Last year’s first day of kindergarten was marked by a lightening storm that shook the yellow school bus as my son rode home to me. Just as the bus came into view around the corner, the skies split open, a steady wind whipping the rain ever-sideways so that I was soaked to the skin despite the umbrella I fought with an invisible foe to keep over my head.
I remember seeing his face first and knowing something was wrong. Even through the liquid sheets of white, I could make out the crumpled eyes and down turned mouth.
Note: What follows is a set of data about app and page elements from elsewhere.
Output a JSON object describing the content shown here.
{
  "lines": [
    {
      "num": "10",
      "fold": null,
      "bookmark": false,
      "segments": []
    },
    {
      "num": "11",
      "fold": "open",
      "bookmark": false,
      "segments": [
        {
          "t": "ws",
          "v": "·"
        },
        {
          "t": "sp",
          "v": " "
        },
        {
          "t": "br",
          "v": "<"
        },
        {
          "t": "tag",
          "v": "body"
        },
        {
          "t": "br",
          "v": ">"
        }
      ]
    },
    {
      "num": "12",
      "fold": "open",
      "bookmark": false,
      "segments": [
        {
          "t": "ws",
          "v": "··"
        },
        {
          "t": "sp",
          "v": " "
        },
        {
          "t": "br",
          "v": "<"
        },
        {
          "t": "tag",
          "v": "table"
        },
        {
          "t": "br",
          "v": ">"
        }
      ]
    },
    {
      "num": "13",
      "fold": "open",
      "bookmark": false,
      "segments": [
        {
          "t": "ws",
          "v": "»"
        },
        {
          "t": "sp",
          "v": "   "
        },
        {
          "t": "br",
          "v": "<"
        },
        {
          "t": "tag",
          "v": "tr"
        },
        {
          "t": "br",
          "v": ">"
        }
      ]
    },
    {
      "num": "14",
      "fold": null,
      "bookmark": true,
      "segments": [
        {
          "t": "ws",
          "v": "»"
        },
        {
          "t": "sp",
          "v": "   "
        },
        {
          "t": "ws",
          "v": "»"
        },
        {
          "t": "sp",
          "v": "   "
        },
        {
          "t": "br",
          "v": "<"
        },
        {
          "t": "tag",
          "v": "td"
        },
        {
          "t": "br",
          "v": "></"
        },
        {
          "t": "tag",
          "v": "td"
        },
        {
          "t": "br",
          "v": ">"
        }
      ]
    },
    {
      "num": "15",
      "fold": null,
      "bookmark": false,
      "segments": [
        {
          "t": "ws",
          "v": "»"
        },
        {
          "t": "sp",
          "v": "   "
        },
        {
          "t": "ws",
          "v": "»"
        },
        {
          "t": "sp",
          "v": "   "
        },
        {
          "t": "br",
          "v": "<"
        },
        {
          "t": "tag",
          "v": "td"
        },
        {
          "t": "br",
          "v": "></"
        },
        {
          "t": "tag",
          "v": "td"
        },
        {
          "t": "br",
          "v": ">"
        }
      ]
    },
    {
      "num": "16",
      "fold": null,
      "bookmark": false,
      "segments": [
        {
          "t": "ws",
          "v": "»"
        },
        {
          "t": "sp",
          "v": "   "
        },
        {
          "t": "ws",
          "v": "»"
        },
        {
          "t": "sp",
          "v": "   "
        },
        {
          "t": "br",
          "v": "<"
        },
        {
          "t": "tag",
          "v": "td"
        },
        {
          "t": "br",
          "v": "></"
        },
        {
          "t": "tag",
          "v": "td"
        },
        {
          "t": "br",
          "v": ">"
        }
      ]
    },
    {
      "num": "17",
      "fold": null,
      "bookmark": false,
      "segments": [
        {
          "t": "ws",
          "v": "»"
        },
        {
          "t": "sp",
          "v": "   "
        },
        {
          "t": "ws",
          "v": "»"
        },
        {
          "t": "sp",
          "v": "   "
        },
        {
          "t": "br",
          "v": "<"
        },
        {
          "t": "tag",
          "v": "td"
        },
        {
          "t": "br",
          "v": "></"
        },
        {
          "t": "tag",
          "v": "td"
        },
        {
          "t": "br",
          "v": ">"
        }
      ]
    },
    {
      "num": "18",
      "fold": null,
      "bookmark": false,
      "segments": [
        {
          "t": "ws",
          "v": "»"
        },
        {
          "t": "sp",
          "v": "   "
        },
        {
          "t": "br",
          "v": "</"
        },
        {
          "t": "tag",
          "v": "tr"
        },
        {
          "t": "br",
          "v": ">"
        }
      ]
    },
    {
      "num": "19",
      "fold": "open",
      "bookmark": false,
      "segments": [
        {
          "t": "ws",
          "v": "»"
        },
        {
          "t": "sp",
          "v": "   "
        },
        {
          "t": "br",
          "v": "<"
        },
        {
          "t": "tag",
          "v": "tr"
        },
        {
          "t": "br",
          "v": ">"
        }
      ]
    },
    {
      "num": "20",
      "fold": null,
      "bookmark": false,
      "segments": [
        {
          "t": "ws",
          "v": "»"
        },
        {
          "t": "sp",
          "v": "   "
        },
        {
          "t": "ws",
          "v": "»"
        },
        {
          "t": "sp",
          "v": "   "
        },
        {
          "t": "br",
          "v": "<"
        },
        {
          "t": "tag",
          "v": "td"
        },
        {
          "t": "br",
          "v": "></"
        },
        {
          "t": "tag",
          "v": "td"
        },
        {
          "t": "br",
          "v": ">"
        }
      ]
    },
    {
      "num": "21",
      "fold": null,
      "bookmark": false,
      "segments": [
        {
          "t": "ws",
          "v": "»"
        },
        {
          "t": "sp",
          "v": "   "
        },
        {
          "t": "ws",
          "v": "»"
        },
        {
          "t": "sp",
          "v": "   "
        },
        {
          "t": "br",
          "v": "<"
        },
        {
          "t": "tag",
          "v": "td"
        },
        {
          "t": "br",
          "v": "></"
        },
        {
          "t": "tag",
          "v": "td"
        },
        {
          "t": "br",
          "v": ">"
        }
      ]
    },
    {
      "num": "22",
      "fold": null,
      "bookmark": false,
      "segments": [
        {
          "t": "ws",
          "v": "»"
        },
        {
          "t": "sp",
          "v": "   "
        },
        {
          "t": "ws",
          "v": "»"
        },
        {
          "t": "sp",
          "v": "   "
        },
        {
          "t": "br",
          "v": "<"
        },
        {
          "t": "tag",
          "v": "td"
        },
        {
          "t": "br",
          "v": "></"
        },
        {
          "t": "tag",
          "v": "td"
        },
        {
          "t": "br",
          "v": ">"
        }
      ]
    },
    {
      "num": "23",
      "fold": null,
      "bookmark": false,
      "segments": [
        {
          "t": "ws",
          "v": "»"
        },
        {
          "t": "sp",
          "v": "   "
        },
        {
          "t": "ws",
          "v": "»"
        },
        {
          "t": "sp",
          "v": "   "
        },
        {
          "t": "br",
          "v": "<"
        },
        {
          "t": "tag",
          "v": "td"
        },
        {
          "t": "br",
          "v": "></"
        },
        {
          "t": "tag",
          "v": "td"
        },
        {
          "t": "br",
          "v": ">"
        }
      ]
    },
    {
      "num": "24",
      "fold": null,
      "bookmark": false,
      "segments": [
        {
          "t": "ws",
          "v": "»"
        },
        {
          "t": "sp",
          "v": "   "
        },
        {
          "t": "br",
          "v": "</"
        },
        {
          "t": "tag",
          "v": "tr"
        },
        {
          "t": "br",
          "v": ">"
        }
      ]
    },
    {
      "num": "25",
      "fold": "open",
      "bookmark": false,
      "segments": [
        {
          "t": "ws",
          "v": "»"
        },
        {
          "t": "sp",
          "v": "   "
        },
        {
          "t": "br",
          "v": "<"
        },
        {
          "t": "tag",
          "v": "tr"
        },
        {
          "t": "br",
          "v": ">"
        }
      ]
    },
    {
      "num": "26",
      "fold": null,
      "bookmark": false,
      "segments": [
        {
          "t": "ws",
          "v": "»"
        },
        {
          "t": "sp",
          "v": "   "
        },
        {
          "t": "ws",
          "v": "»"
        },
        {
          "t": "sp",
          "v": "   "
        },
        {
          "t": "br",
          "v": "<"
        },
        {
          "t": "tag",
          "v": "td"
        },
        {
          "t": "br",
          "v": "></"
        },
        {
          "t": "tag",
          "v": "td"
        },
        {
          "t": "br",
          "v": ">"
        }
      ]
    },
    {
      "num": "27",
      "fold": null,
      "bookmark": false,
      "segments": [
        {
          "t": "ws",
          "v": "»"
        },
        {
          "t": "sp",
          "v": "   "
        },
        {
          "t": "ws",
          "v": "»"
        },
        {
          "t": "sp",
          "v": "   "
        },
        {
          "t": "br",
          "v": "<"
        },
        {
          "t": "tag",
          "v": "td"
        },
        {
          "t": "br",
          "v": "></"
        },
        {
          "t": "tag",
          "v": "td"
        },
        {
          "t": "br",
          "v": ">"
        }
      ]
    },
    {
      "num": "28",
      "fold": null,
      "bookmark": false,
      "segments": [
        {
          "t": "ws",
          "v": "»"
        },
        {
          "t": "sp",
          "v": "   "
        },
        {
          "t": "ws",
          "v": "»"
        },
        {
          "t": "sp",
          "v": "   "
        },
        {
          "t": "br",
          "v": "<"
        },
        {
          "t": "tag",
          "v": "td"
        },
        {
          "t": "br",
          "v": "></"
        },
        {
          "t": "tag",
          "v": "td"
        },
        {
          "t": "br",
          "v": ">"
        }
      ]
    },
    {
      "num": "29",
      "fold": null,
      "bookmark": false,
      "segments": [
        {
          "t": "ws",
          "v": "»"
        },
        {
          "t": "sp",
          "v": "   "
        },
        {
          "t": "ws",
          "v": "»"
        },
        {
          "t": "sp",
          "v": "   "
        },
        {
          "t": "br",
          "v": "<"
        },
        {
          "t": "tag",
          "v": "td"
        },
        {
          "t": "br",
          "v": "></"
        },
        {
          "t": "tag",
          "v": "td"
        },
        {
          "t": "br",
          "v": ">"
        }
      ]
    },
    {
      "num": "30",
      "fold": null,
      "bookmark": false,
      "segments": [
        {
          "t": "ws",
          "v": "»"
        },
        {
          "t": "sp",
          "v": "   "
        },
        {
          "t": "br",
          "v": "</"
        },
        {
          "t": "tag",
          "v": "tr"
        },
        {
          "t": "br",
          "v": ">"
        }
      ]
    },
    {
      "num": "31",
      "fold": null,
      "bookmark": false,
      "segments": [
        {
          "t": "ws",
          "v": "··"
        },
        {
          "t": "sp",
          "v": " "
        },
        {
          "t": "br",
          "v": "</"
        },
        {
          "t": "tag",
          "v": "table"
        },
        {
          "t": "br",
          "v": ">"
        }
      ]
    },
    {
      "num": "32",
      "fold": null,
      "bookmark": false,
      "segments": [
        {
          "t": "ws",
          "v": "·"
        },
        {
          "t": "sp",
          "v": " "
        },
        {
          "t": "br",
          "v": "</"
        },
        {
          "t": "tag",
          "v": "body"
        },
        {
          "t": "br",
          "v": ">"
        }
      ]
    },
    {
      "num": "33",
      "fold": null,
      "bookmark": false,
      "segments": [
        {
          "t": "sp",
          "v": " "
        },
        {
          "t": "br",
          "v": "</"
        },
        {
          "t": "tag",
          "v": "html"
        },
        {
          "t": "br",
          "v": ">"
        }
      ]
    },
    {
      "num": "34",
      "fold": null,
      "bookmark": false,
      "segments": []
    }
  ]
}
Wyatt sobbed in fear as he descended the black rubber steps and crossed the asphalt towards me. There, he collapsed at my feet on the wet ground and had to be lifted and almost dragged the last few feet into the van.
That day was wrought with heartache and tears. As I held my still wet-headed Wyatt on the sofa, he blubbered that he never wanted to go back to school again. Not ever. This was it.
Obviously, he did return the next day and the next. Still, it was a difficult Fall for our entire family, with us having to learn to accept this new season in our lives and to figure out how to make this new routine work.
In the end, we discovered life was smoother after my working the night shift if the twins and I slept through the bus. Mornings became daddy and Wyatt time with daddy getting Wyatt ready and driving him to school each morning.
By the Spring, Wyatt and I had started a tradition of me writing him a note each night to be read at breakfast the following morning. He and I both were always excited to read what the other had written—an encouragement, an expression of love, a request for prayer, a reminder of something in God’s Word.
In that way, we ended the school year on a positive note and ran headlong into the joys of summer.
This past Friday, we started again, this time with Wyatt’s first grade year.
What a difference one year can make.
There was no lightening storm, no torrential downpour, no invisible currents in the air. I simply stood in the heat and waited for the sound of the bus shifting gears before it rounded the bend.
My now older boy leapt off the bus, squealed my name as he had done a few months before, and ran to me before stopping and almost passing me by on his way for a brownie inside Oma’s house.
“Woah!” I said, pausing. “What about my daily hug?”
Bright eyes flickered up at me in surprise at his forgetting and a snaggle-toothed grin split his face. Then, two slender arms grabbed me around the waist and squeezed tight as I ducked to kiss the top of his head.
I smiled at his independence, a bittersweet knowing that when I went through his first grade papers at the end of this school year to pull out treasures, I would no longer find any pages with "I miss mommy" written in crayon.
Images: Wyatt playing Angry Birds as he rides to school with daddy.
Wyatt enjoying himself at our Back to School fiesta.